Task item:
Copy out each line of the material that includes the word "text".

Dataset:
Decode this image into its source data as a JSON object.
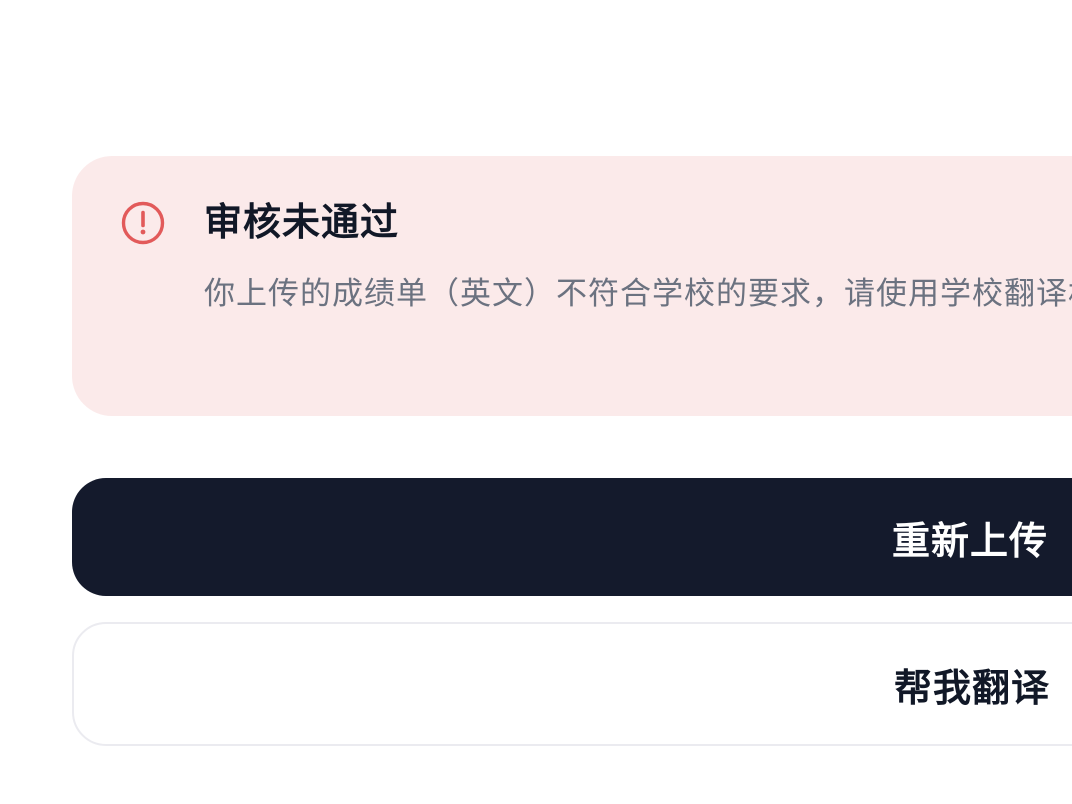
{
  "alert": {
    "icon": "exclamation-circle-icon",
    "icon_color": "#e25a5a",
    "background_color": "#fbeaea",
    "title": "审核未通过",
    "message": "你上传的成绩单（英文）不符合学校的要求，请使用学校翻译机构翻译件。"
  },
  "actions": {
    "reupload_label": "重新上传",
    "translate_label": "帮我翻译",
    "primary_color": "#141a2c"
  }
}
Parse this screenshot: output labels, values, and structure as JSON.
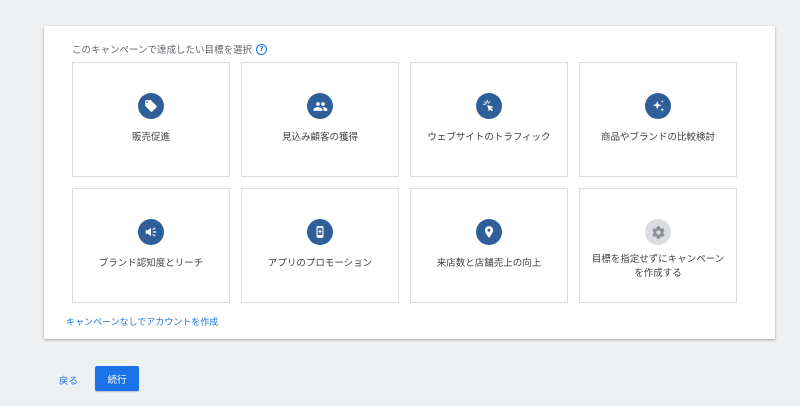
{
  "campaign_goal": {
    "prompt": "このキャンペーンで達成したい目標を選択",
    "help_icon": "help-circle-icon",
    "tiles": [
      {
        "label": "販売促進",
        "icon": "tag-icon"
      },
      {
        "label": "見込み顧客の獲得",
        "icon": "people-icon"
      },
      {
        "label": "ウェブサイトのトラフィック",
        "icon": "cursor-click-icon"
      },
      {
        "label": "商品やブランドの比較検討",
        "icon": "sparkle-icon"
      },
      {
        "label": "ブランド認知度とリーチ",
        "icon": "megaphone-icon"
      },
      {
        "label": "アプリのプロモーション",
        "icon": "phone-icon"
      },
      {
        "label": "来店数と店舗売上の向上",
        "icon": "location-pin-icon"
      },
      {
        "label": "目標を指定せずにキャンペーンを作成する",
        "icon": "gear-icon"
      }
    ],
    "no_campaign_link": "キャンペーンなしでアカウントを作成"
  },
  "footer": {
    "back_label": "戻る",
    "continue_label": "続行"
  },
  "colors": {
    "accent": "#1a73e8",
    "icon_bg": "#2f5f99",
    "icon_bg_muted": "#dadce0",
    "tile_border": "#dadce0",
    "page_bg": "#eef0f2"
  }
}
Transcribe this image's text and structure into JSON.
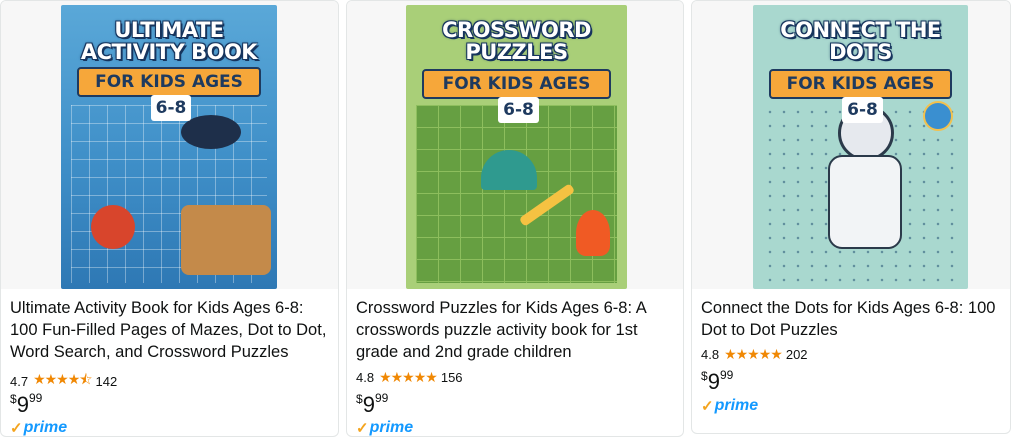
{
  "products": [
    {
      "cover_title": "ULTIMATE ACTIVITY BOOK",
      "cover_band": "FOR KIDS AGES",
      "cover_age": "6-8",
      "title": "Ultimate Activity Book for Kids Ages 6-8: 100 Fun-Filled Pages of Mazes, Dot to Dot, Word Search, and Crossword Puzzles",
      "rating": "4.7",
      "stars": "★★★★⯪",
      "review_count": "142",
      "price_currency": "$",
      "price_whole": "9",
      "price_fraction": "99",
      "prime_label": "prime"
    },
    {
      "cover_title": "CROSSWORD PUZZLES",
      "cover_band": "FOR KIDS AGES",
      "cover_age": "6-8",
      "title": "Crossword Puzzles for Kids Ages 6-8: A crosswords puzzle activity book for 1st grade and 2nd grade children",
      "rating": "4.8",
      "stars": "★★★★★",
      "review_count": "156",
      "price_currency": "$",
      "price_whole": "9",
      "price_fraction": "99",
      "prime_label": "prime"
    },
    {
      "cover_title": "CONNECT THE DOTS",
      "cover_band": "FOR KIDS AGES",
      "cover_age": "6-8",
      "title": "Connect the Dots for Kids Ages 6-8: 100 Dot to Dot Puzzles",
      "rating": "4.8",
      "stars": "★★★★★",
      "review_count": "202",
      "price_currency": "$",
      "price_whole": "9",
      "price_fraction": "99",
      "prime_label": "prime"
    }
  ],
  "colors": {
    "star": "#f08804",
    "prime": "#1399ff",
    "prime_check": "#f4a41e"
  }
}
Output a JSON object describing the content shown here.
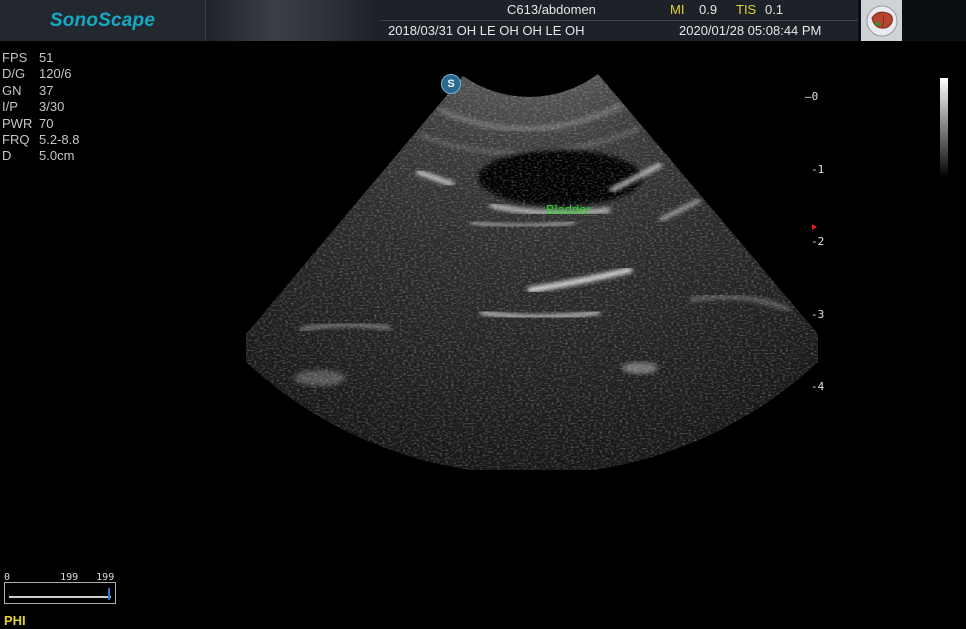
{
  "header": {
    "logo": "SonoScape",
    "probe_preset": "C613/abdomen",
    "mi_label": "MI",
    "mi_value": "0.9",
    "tis_label": "TIS",
    "tis_value": "0.1",
    "patient_info": "2018/03/31  OH LE OH OH LE OH",
    "datetime": "2020/01/28 05:08:44 PM",
    "organ_icon": "liver-organ-icon"
  },
  "params": [
    {
      "key": "FPS",
      "value": "51"
    },
    {
      "key": "D/G",
      "value": "120/6"
    },
    {
      "key": "GN",
      "value": "37"
    },
    {
      "key": "I/P",
      "value": "3/30"
    },
    {
      "key": "PWR",
      "value": "70"
    },
    {
      "key": "FRQ",
      "value": "5.2-8.8"
    },
    {
      "key": "D",
      "value": "5.0cm"
    }
  ],
  "image": {
    "annotation": "Bladder",
    "orientation_marker": "S"
  },
  "depth_scale": [
    "0",
    "1",
    "2",
    "3",
    "4"
  ],
  "cine": {
    "start": "0",
    "current": "199",
    "total": "199",
    "progress": 1.0
  },
  "mode_label": "PHI",
  "colors": {
    "logo": "#17a9c4",
    "annotation": "#28d428",
    "label_yellow": "#e2d23a"
  }
}
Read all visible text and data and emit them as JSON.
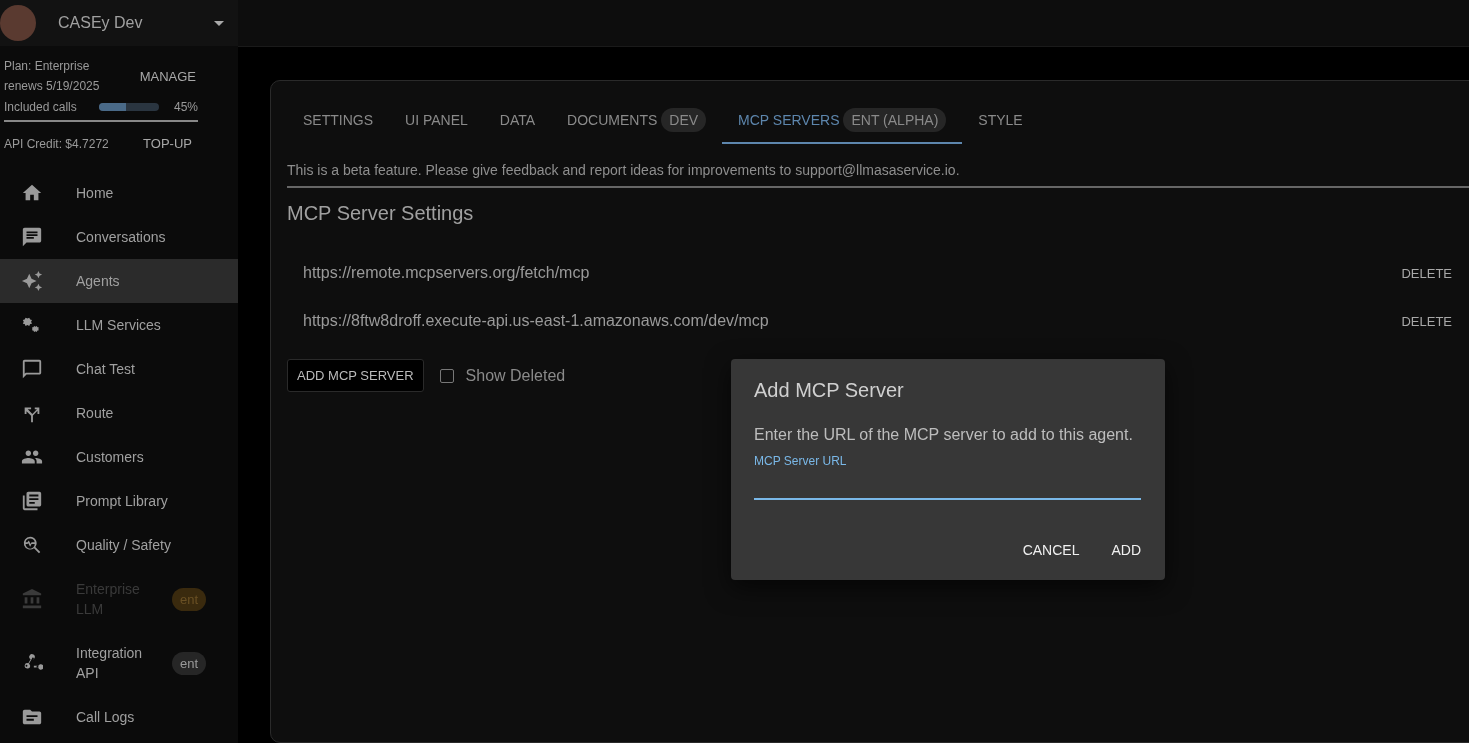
{
  "account": {
    "name": "CASEy Dev",
    "plan": "Plan: Enterprise",
    "renews": "renews 5/19/2025",
    "manage": "MANAGE",
    "usage_label": "Included calls",
    "usage": {
      "level": 0.45
    },
    "usage_reading": "45%",
    "credit": "API Credit: $4.7272",
    "topup": "TOP-UP"
  },
  "sidebar": {
    "items": [
      {
        "label": "Home",
        "selected": false,
        "disabled": false
      },
      {
        "label": "Conversations",
        "selected": false,
        "disabled": false
      },
      {
        "label": "Agents",
        "selected": true,
        "disabled": false
      },
      {
        "label": "LLM Services",
        "selected": false,
        "disabled": false
      },
      {
        "label": "Chat Test",
        "selected": false,
        "disabled": false
      },
      {
        "label": "Route",
        "selected": false,
        "disabled": false
      },
      {
        "label": "Customers",
        "selected": false,
        "disabled": false
      },
      {
        "label": "Prompt Library",
        "selected": false,
        "disabled": false
      },
      {
        "label": "Quality / Safety",
        "selected": false,
        "disabled": false
      },
      {
        "label": "Enterprise LLM",
        "selected": false,
        "disabled": true,
        "badge": {
          "text": "ent",
          "color": "#3a2a0e"
        }
      },
      {
        "label": "Integration API",
        "selected": false,
        "disabled": false,
        "badge": {
          "text": "ent",
          "color": "#262626"
        }
      },
      {
        "label": "Call Logs",
        "selected": false,
        "disabled": false
      }
    ]
  },
  "tabs": [
    {
      "label": "SETTINGS",
      "selected": false
    },
    {
      "label": "UI PANEL",
      "selected": false
    },
    {
      "label": "DATA",
      "selected": false
    },
    {
      "label": "DOCUMENTS",
      "badge": "DEV",
      "selected": false
    },
    {
      "label": "MCP SERVERS",
      "badge": "ENT (ALPHA)",
      "selected": true
    },
    {
      "label": "STYLE",
      "selected": false
    }
  ],
  "notice": "This is a beta feature. Please give feedback and report ideas for improvements to support@llmasaservice.io.",
  "heading": "MCP Server Settings",
  "servers": [
    {
      "url": "https://remote.mcpservers.org/fetch/mcp",
      "action": "DELETE"
    },
    {
      "url": "https://8ftw8droff.execute-api.us-east-1.amazonaws.com/dev/mcp",
      "action": "DELETE"
    }
  ],
  "add_button": "ADD MCP SERVER",
  "show_deleted": {
    "label": "Show Deleted",
    "checked": false
  },
  "dialog": {
    "title": "Add MCP Server",
    "text": "Enter the URL of the MCP server to add to this agent.",
    "field_label": "MCP Server URL",
    "buttons": [
      "CANCEL",
      "ADD"
    ]
  }
}
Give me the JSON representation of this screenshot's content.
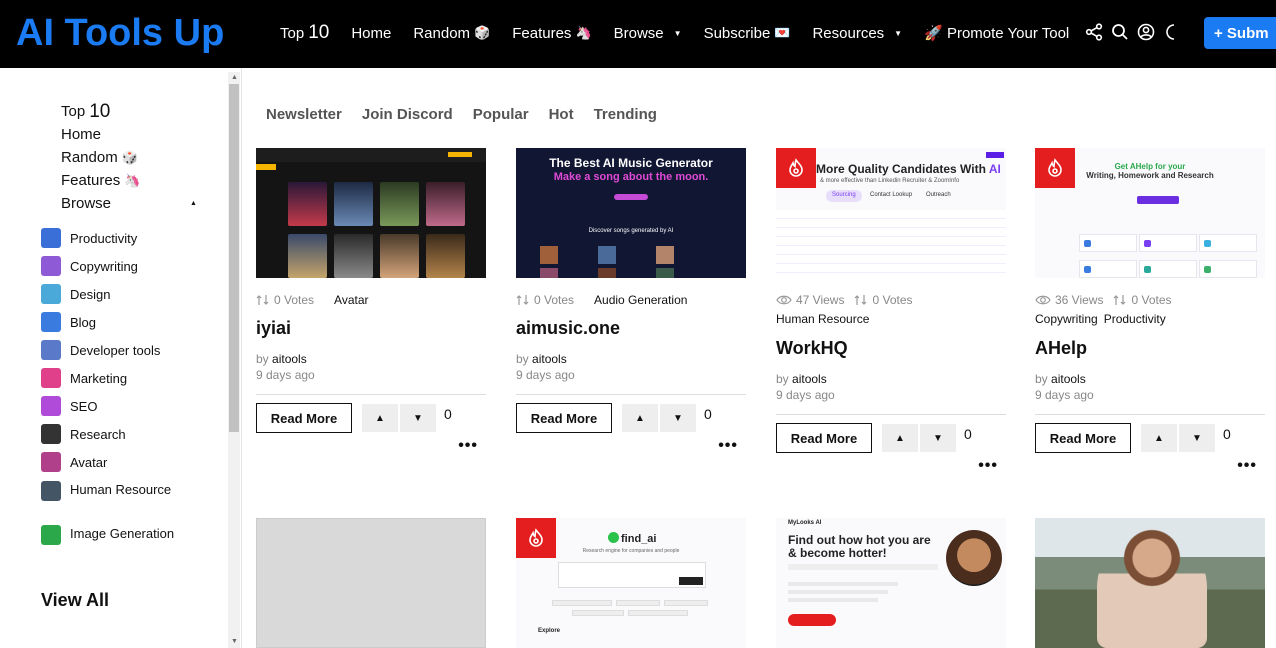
{
  "header": {
    "logo": "AI Tools Up",
    "nav": [
      {
        "label": "Top",
        "big": "10"
      },
      {
        "label": "Home"
      },
      {
        "label": "Random",
        "emoji": "🎲"
      },
      {
        "label": "Features",
        "emoji": "🦄"
      },
      {
        "label": "Browse",
        "caret": true
      },
      {
        "label": "Subscribe",
        "emoji": "💌"
      },
      {
        "label": "Resources",
        "caret": true
      },
      {
        "label": "🚀 Promote Your Tool"
      }
    ],
    "icons": [
      "share-icon",
      "search-icon",
      "user-icon",
      "moon-icon"
    ],
    "submit_label": "+ Subm"
  },
  "sidebar": {
    "nav": [
      {
        "label": "Top",
        "big": "10"
      },
      {
        "label": "Home"
      },
      {
        "label": "Random",
        "emoji": "🎲"
      },
      {
        "label": "Features",
        "emoji": "🦄"
      },
      {
        "label": "Browse"
      }
    ],
    "categories": [
      {
        "label": "Productivity",
        "color": "#3b6fd8"
      },
      {
        "label": "Copywriting",
        "color": "#8e5ad6"
      },
      {
        "label": "Design",
        "color": "#4aa9d8"
      },
      {
        "label": "Blog",
        "color": "#3a7be0"
      },
      {
        "label": "Developer tools",
        "color": "#5a79c8"
      },
      {
        "label": "Marketing",
        "color": "#e0408a"
      },
      {
        "label": "SEO",
        "color": "#b04ad8"
      },
      {
        "label": "Research",
        "color": "#333333"
      },
      {
        "label": "Avatar",
        "color": "#b0408a"
      },
      {
        "label": "Human Resource",
        "color": "#445566"
      },
      {
        "label": "Image Generation",
        "color": "#2aa84a"
      }
    ],
    "view_all": "View All"
  },
  "tabs": [
    "Newsletter",
    "Join Discord",
    "Popular",
    "Hot",
    "Trending"
  ],
  "cards": [
    {
      "title": "iyiai",
      "views": "",
      "votes": "0 Votes",
      "tags": [
        "Avatar"
      ],
      "author": "aitools",
      "ago": "9 days ago",
      "read_more": "Read More",
      "vote_count": "0"
    },
    {
      "title": "aimusic.one",
      "views": "",
      "votes": "0 Votes",
      "tags": [
        "Audio Generation"
      ],
      "author": "aitools",
      "ago": "9 days ago",
      "read_more": "Read More",
      "vote_count": "0"
    },
    {
      "title": "WorkHQ",
      "views": "47 Views",
      "votes": "0 Votes",
      "tags": [
        "Human Resource"
      ],
      "author": "aitools",
      "ago": "9 days ago",
      "read_more": "Read More",
      "vote_count": "0"
    },
    {
      "title": "AHelp",
      "views": "36 Views",
      "votes": "0 Votes",
      "tags": [
        "Copywriting",
        "Productivity"
      ],
      "author": "aitools",
      "ago": "9 days ago",
      "read_more": "Read More",
      "vote_count": "0"
    }
  ],
  "thumbs": {
    "music_h1": "The Best AI Music Generator",
    "music_h2": "Make a song about the moon.",
    "music_sec": "Discover songs generated by AI",
    "work_hl_a": "More Quality Candidates With ",
    "work_hl_b": "AI",
    "work_sub": "& more effective than Linkedin Recruiter & ZoomInfo",
    "work_pills": [
      "Sourcing",
      "Contact Lookup",
      "Outreach"
    ],
    "ahelp_hl_a": "Get AHelp for your",
    "ahelp_hl_b": "Writing, Homework and Research",
    "find_logo": "find_ai",
    "find_sub": "Research engine for companies and people",
    "find_explore": "Explore",
    "looks_brand": "MyLooks AI",
    "looks_hl": "Find out how hot you are & become hotter!"
  },
  "by_label": "by"
}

Exercise answer:
Transcribe this image's text and structure into JSON.
Read all visible text and data and emit them as JSON.
          "text": "ent",
          "text": "ent",
    "text": "Enter the URL of the MCP server to add to this agent.",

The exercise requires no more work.